1 Given that 𝑢1 = 2, 𝑢2 = 7, 𝑢3 = 14 and that the formula for the sequence is
𝑢𝑛 = 𝑎𝑛2 + 𝑏𝑛 + 𝑐, form simultaneous equations, and hence determine 𝑎, 𝑏 and 𝑐.
𝒂 = 𝟏, 𝒃 = 𝟐, 𝒄 = −𝟏
?
2 A line with equation 𝑦 = 𝑎𝑥 2 + 𝑏𝑥 + 𝑐 goes through the points 1,0 , 2, 7 , 3, 18 .
Determine 𝑎, 𝑏 and 𝑐.
?
𝒂 = 𝟐, 𝒃 = 𝟏, 𝒄 = −𝟑

A line with equation 𝑦 = 𝑎𝑥 2 + 𝑏𝑥 + 𝑐 goes through the points 2,10 , (4,46) and 5,73 .
3
Determine 𝑎, 𝑏 and 𝑐.

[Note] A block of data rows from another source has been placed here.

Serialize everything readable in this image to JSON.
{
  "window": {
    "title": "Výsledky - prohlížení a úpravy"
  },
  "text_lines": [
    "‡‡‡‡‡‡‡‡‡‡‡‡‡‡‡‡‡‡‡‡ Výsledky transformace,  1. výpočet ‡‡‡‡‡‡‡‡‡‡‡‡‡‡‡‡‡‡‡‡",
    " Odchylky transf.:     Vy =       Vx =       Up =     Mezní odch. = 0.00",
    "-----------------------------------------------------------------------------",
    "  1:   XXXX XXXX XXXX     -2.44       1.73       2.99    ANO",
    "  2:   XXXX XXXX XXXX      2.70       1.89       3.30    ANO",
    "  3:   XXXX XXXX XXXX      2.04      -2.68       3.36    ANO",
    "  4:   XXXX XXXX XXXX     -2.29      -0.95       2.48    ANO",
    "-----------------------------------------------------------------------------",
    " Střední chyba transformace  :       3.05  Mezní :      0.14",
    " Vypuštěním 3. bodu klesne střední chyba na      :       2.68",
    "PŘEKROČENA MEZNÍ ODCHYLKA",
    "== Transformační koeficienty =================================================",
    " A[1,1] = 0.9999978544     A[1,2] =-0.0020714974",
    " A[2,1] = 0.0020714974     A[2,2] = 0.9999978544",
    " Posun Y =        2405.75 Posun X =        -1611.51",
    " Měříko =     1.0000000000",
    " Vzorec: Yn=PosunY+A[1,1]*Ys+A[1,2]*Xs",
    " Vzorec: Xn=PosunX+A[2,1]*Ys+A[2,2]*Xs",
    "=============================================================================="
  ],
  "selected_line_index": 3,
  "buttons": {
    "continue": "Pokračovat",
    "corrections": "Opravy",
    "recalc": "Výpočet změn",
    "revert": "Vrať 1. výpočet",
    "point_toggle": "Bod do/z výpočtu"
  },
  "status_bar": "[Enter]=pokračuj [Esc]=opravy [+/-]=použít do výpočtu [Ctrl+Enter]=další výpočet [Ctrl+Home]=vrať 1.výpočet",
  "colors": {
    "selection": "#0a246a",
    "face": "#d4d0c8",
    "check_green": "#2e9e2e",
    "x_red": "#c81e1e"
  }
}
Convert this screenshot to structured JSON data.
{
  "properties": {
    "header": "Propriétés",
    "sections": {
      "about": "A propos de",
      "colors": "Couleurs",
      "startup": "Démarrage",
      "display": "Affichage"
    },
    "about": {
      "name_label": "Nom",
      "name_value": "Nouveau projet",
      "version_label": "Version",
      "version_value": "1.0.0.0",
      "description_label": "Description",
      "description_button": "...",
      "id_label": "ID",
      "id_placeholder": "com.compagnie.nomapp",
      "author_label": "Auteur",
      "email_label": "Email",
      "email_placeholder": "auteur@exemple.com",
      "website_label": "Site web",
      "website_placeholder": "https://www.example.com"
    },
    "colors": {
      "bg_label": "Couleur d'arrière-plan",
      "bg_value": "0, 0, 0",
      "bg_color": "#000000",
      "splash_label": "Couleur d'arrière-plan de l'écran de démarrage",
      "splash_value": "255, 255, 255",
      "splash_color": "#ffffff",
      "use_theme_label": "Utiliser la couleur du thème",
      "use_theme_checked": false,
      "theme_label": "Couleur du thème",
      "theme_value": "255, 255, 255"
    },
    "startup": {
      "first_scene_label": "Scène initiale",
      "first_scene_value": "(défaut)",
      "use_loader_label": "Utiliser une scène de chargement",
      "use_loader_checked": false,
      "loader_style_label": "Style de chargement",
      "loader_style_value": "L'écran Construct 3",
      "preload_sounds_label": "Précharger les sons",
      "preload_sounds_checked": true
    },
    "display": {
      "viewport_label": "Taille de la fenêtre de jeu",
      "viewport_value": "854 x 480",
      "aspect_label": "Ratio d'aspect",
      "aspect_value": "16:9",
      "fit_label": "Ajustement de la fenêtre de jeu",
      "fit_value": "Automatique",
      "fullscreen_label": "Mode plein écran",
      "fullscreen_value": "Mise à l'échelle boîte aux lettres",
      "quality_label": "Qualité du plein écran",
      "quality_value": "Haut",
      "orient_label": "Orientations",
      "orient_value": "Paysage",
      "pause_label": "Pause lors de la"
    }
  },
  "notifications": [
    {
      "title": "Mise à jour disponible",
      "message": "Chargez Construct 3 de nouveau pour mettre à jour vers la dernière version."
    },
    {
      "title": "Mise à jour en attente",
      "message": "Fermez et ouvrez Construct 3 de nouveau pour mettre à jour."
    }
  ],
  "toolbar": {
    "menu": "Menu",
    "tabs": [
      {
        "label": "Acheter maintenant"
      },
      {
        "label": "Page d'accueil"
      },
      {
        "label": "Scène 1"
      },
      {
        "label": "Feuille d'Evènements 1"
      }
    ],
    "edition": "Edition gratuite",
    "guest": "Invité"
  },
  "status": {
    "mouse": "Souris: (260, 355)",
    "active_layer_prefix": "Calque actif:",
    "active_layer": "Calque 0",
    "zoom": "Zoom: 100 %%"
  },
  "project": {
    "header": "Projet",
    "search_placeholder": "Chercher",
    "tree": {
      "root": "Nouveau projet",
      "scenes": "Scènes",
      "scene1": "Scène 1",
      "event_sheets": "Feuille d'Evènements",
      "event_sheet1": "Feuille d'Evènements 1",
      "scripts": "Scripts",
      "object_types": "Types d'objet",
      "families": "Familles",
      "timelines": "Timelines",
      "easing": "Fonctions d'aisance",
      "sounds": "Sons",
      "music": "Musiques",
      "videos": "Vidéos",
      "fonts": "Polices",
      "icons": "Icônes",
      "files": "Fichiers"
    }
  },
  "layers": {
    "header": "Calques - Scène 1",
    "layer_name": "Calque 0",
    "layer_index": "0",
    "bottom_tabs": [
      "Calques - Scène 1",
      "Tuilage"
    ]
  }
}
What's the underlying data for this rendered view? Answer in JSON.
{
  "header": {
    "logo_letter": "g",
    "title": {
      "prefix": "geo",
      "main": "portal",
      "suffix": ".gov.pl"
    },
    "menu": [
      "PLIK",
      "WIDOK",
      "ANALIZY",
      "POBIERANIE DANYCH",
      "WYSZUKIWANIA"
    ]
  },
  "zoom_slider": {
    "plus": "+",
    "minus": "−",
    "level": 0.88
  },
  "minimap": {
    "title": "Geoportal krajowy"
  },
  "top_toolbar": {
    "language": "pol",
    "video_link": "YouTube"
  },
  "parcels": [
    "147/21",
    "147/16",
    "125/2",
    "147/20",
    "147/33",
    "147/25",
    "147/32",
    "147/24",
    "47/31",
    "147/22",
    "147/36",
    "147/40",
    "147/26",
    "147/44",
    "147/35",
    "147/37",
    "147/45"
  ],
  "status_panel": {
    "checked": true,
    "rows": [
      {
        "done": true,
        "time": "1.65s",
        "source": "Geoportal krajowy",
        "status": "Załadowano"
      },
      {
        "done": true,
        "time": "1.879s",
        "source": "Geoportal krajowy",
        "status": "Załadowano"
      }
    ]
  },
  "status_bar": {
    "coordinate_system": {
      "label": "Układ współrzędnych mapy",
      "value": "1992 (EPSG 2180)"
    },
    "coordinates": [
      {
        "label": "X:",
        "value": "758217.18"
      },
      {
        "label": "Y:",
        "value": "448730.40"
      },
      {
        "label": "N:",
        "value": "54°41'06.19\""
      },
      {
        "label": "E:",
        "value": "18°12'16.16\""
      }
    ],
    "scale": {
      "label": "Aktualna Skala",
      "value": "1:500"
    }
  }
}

?
𝒂 = 𝟑, 𝒃 = 𝟎, 𝒄 = −𝟐
2
A line has equation 𝑦 = 𝑥𝑎 𝑥 , where 𝑎 is a constant. It passes through the point 2, 162 .
4
Determine the 𝑦-value when 𝑥 = 3.
?
𝒚 = 𝟑𝟏𝟎 = 𝟓𝟗𝟎𝟒𝟗
By forming suitable simultaneous equations (or otherwise), determine the formula for the nth
N
term of the sequence…
1, 1, 1, 2, 5, 11, 21, … NN Prove that the coefficient of the 𝑛 3
term in a
𝟏 𝟏𝟏 1
𝒖𝒏 = 𝒏𝟑 − 𝒏𝟐 + 𝒏 cubic sequence is of the third difference.
𝟔 ? 𝟔
6
More generally, if the 𝑘 th difference was
constant, what do you think the coefficient of
the 𝑛𝑘 term will be? (NNN Prove it.)